- Goal of the exercise -
For the records below, say how many lines contain the string "date". Give the number only.

(Dataset records)

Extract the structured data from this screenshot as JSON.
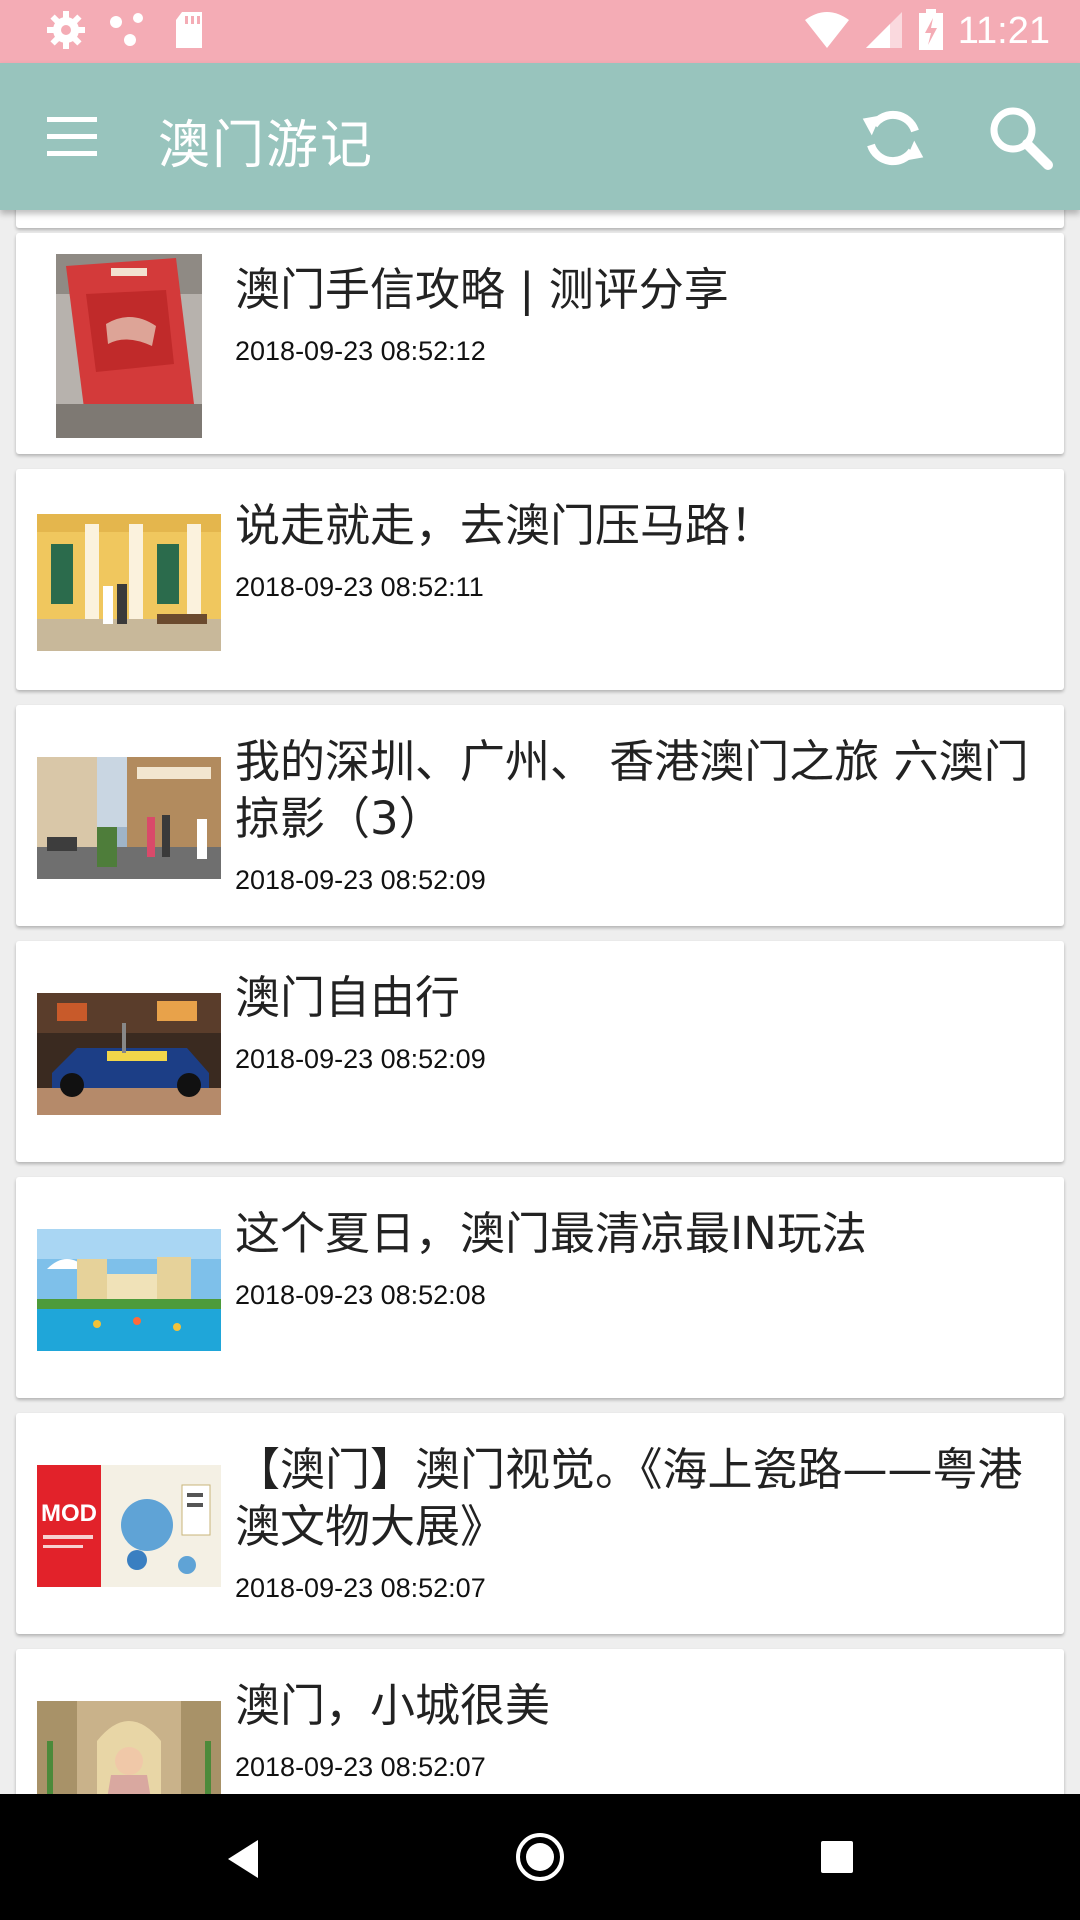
{
  "status_bar": {
    "time": "11:21",
    "icons": [
      "settings-icon",
      "dots-icon",
      "sd-card-icon",
      "wifi-icon",
      "signal-icon",
      "battery-charging-icon"
    ]
  },
  "app_bar": {
    "title": "澳门游记",
    "menu_icon": "menu-icon",
    "refresh_icon": "refresh-icon",
    "search_icon": "search-icon"
  },
  "articles": [
    {
      "title": "澳门手信攻略 | 测评分享",
      "date": "2018-09-23 08:52:12",
      "thumb": "red-snack-bag"
    },
    {
      "title": "说走就走，去澳门压马路！",
      "date": "2018-09-23 08:52:11",
      "thumb": "yellow-colonial-building"
    },
    {
      "title": "我的深圳、广州、 香港澳门之旅 六澳门掠影（3）",
      "date": "2018-09-23 08:52:09",
      "thumb": "street-scene"
    },
    {
      "title": "澳门自由行",
      "date": "2018-09-23 08:52:09",
      "thumb": "race-car-display"
    },
    {
      "title": "这个夏日，澳门最清凉最IN玩法",
      "date": "2018-09-23 08:52:08",
      "thumb": "resort-pool"
    },
    {
      "title": "【澳门】澳门视觉。《海上瓷路——粤港澳文物大展》",
      "date": "2018-09-23 08:52:07",
      "thumb": "exhibition-poster"
    },
    {
      "title": "澳门，小城很美",
      "date": "2018-09-23 08:52:07",
      "thumb": "church-statue"
    }
  ],
  "thumb_texts": {
    "poster_logo": "MOD"
  },
  "nav_bar": {
    "icons": [
      "back-icon",
      "home-icon",
      "recent-apps-icon"
    ]
  },
  "colors": {
    "status_bar": "#f4acb5",
    "app_bar": "#98c4bd",
    "background": "#eeeeee",
    "card": "#ffffff",
    "nav_bar": "#000000"
  }
}
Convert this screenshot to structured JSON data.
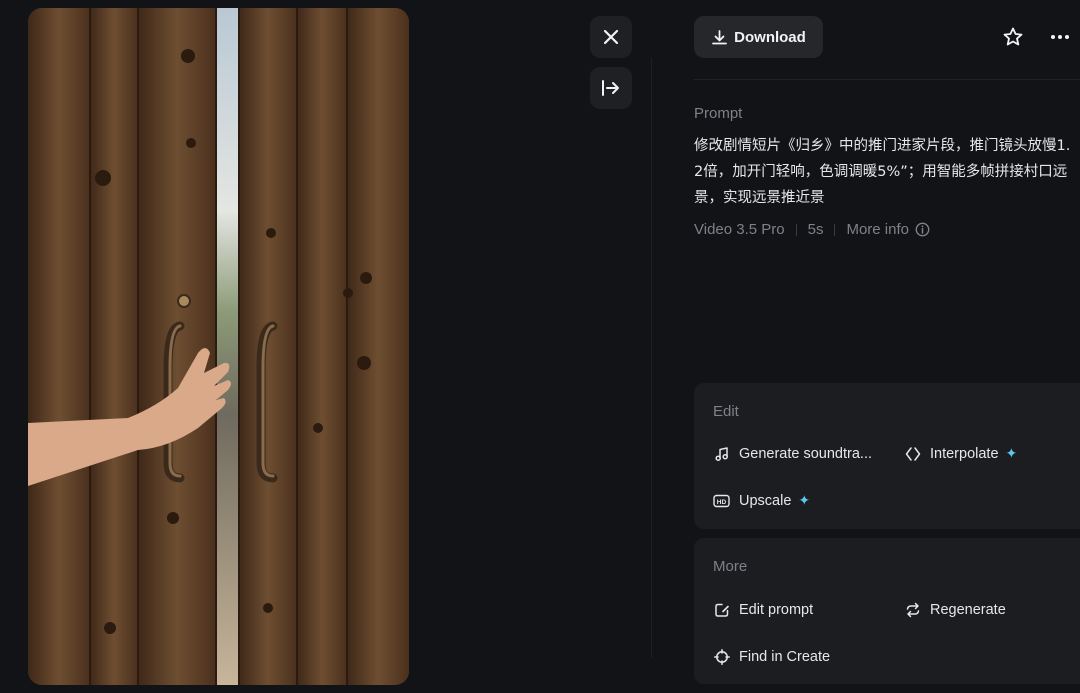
{
  "toolbar": {
    "download_label": "Download",
    "close_icon": "close-icon",
    "collapse_icon": "collapse-right-icon",
    "favorite_icon": "star-icon",
    "more_icon": "more-horizontal-icon"
  },
  "prompt": {
    "label": "Prompt",
    "text": "修改剧情短片《归乡》中的推门进家片段，推门镜头放慢1.2倍，加开门轻响，色调调暖5%”；用智能多帧拼接村口远景，实现远景推近景"
  },
  "meta": {
    "model": "Video 3.5 Pro",
    "duration": "5s",
    "more_info": "More info"
  },
  "edit_panel": {
    "title": "Edit",
    "actions": [
      {
        "label": "Generate soundtra...",
        "icon": "music-note-icon",
        "premium": false
      },
      {
        "label": "Interpolate",
        "icon": "interpolate-icon",
        "premium": true
      },
      {
        "label": "Upscale",
        "icon": "hd-icon",
        "premium": true
      }
    ]
  },
  "more_panel": {
    "title": "More",
    "actions": [
      {
        "label": "Edit prompt",
        "icon": "edit-icon"
      },
      {
        "label": "Regenerate",
        "icon": "regenerate-icon"
      },
      {
        "label": "Find in Create",
        "icon": "crosshair-icon"
      }
    ]
  },
  "colors": {
    "background": "#121316",
    "panel": "#1c1d21",
    "button": "#25272b",
    "accent_sparkle": "#5bc8f0",
    "muted_text": "#7e8187"
  }
}
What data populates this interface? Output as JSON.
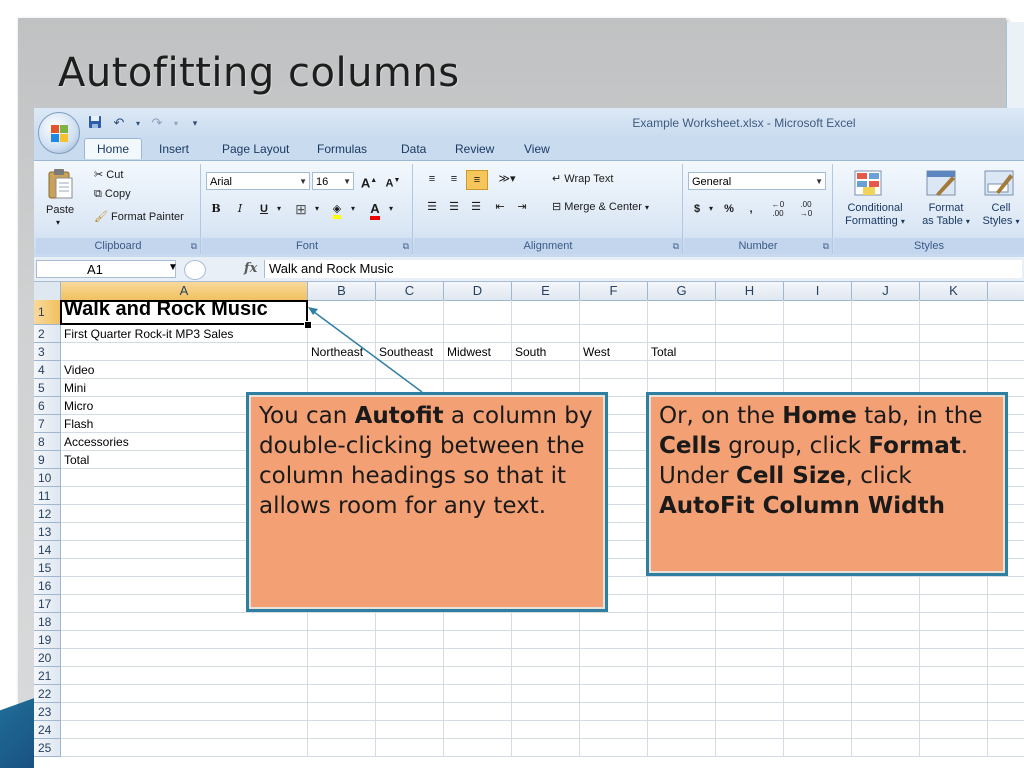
{
  "slide": {
    "title": "Autofitting columns"
  },
  "excel": {
    "window_title": "Example Worksheet.xlsx - Microsoft Excel",
    "qat": [
      "save-icon",
      "undo-icon",
      "redo-icon",
      "customize-icon"
    ],
    "tabs": [
      "Home",
      "Insert",
      "Page Layout",
      "Formulas",
      "Data",
      "Review",
      "View"
    ],
    "active_tab": "Home",
    "ribbon": {
      "clipboard": {
        "label": "Clipboard",
        "paste": "Paste",
        "cut": "Cut",
        "copy": "Copy",
        "format_painter": "Format Painter"
      },
      "font": {
        "label": "Font",
        "font_name": "Arial",
        "font_size": "16",
        "bold": "B",
        "italic": "I",
        "underline": "U",
        "grow": "A",
        "shrink": "A"
      },
      "alignment": {
        "label": "Alignment",
        "wrap_text": "Wrap Text",
        "merge_center": "Merge & Center"
      },
      "number": {
        "label": "Number",
        "format": "General",
        "currency": "$",
        "percent": "%",
        "comma": ","
      },
      "styles": {
        "label": "Styles",
        "conditional_1": "Conditional",
        "conditional_2": "Formatting",
        "format_table_1": "Format",
        "format_table_2": "as Table",
        "cell_styles_1": "Cell",
        "cell_styles_2": "Styles"
      }
    },
    "formula_bar": {
      "name_box": "A1",
      "fx": "fx",
      "value": "Walk and Rock Music"
    },
    "columns": [
      "A",
      "B",
      "C",
      "D",
      "E",
      "F",
      "G",
      "H",
      "I",
      "J",
      "K"
    ],
    "rows": [
      {
        "n": "1",
        "a": "Walk and Rock Music"
      },
      {
        "n": "2",
        "a": "First Quarter Rock-it MP3 Sales"
      },
      {
        "n": "3",
        "a": "",
        "headers": [
          "Northeast",
          "Southeast",
          "Midwest",
          "South",
          "West",
          "Total"
        ]
      },
      {
        "n": "4",
        "a": "Video"
      },
      {
        "n": "5",
        "a": "Mini"
      },
      {
        "n": "6",
        "a": "Micro"
      },
      {
        "n": "7",
        "a": "Flash"
      },
      {
        "n": "8",
        "a": "Accessories"
      },
      {
        "n": "9",
        "a": "Total"
      },
      {
        "n": "10",
        "a": ""
      },
      {
        "n": "11",
        "a": ""
      },
      {
        "n": "12",
        "a": ""
      },
      {
        "n": "13",
        "a": ""
      },
      {
        "n": "14",
        "a": ""
      },
      {
        "n": "15",
        "a": ""
      },
      {
        "n": "16",
        "a": ""
      },
      {
        "n": "17",
        "a": ""
      },
      {
        "n": "18",
        "a": ""
      },
      {
        "n": "19",
        "a": ""
      },
      {
        "n": "20",
        "a": ""
      },
      {
        "n": "21",
        "a": ""
      },
      {
        "n": "22",
        "a": ""
      },
      {
        "n": "23",
        "a": ""
      },
      {
        "n": "24",
        "a": ""
      },
      {
        "n": "25",
        "a": ""
      }
    ]
  },
  "callout_left": {
    "t1": "You can ",
    "b1": "Autofit",
    "t2": " a column by double-clicking between the column headings so that it allows room for any text."
  },
  "callout_right": {
    "t1": "Or, on the ",
    "b1": "Home",
    "t2": " tab, in the ",
    "b2": "Cells",
    "t3": " group, click ",
    "b3": "Format",
    "t4": ".",
    "t5": "Under ",
    "b4": "Cell Size",
    "t6": ", click ",
    "b5": "AutoFit Column Width"
  },
  "colors": {
    "callout_fill": "#f3a174",
    "callout_border": "#2f7fa3",
    "accent": "#1f6f9a"
  }
}
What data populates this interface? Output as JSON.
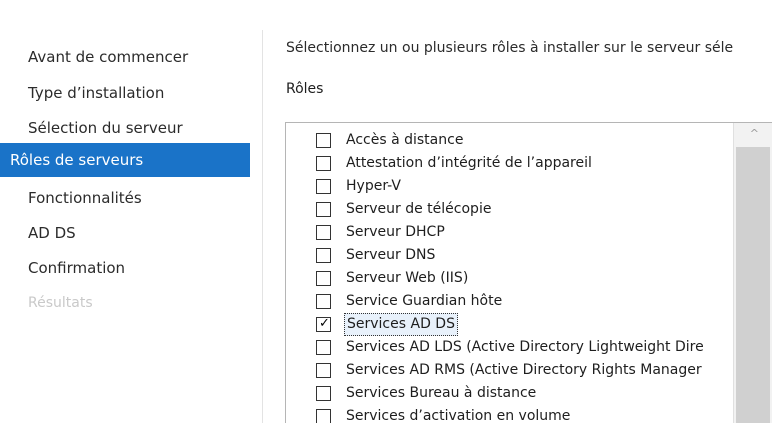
{
  "sidebar": {
    "items": [
      {
        "label": "Avant de commencer",
        "state": "normal"
      },
      {
        "label": "Type d’installation",
        "state": "normal"
      },
      {
        "label": "Sélection du serveur",
        "state": "normal"
      },
      {
        "label": "Rôles de serveurs",
        "state": "selected"
      },
      {
        "label": "Fonctionnalités",
        "state": "normal"
      },
      {
        "label": "AD DS",
        "state": "normal"
      },
      {
        "label": "Confirmation",
        "state": "normal"
      },
      {
        "label": "Résultats",
        "state": "disabled"
      }
    ]
  },
  "main": {
    "instruction": "Sélectionnez un ou plusieurs rôles à installer sur le serveur séle",
    "roles_heading": "Rôles",
    "roles": [
      {
        "label": "Accès à distance",
        "checked": false
      },
      {
        "label": "Attestation d’intégrité de l’appareil",
        "checked": false
      },
      {
        "label": "Hyper-V",
        "checked": false
      },
      {
        "label": "Serveur de télécopie",
        "checked": false
      },
      {
        "label": "Serveur DHCP",
        "checked": false
      },
      {
        "label": "Serveur DNS",
        "checked": false
      },
      {
        "label": "Serveur Web (IIS)",
        "checked": false
      },
      {
        "label": "Service Guardian hôte",
        "checked": false
      },
      {
        "label": "Services AD DS",
        "checked": true
      },
      {
        "label": "Services AD LDS (Active Directory Lightweight Dire",
        "checked": false
      },
      {
        "label": "Services AD RMS (Active Directory Rights Manager",
        "checked": false
      },
      {
        "label": "Services Bureau à distance",
        "checked": false
      },
      {
        "label": "Services d’activation en volume",
        "checked": false
      }
    ],
    "check_glyph": "✓",
    "scroll_up_glyph": "^"
  },
  "colors": {
    "selection_blue": "#1a73c8",
    "disabled_text": "#c9c9c9"
  }
}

- Answer to this exercise -
7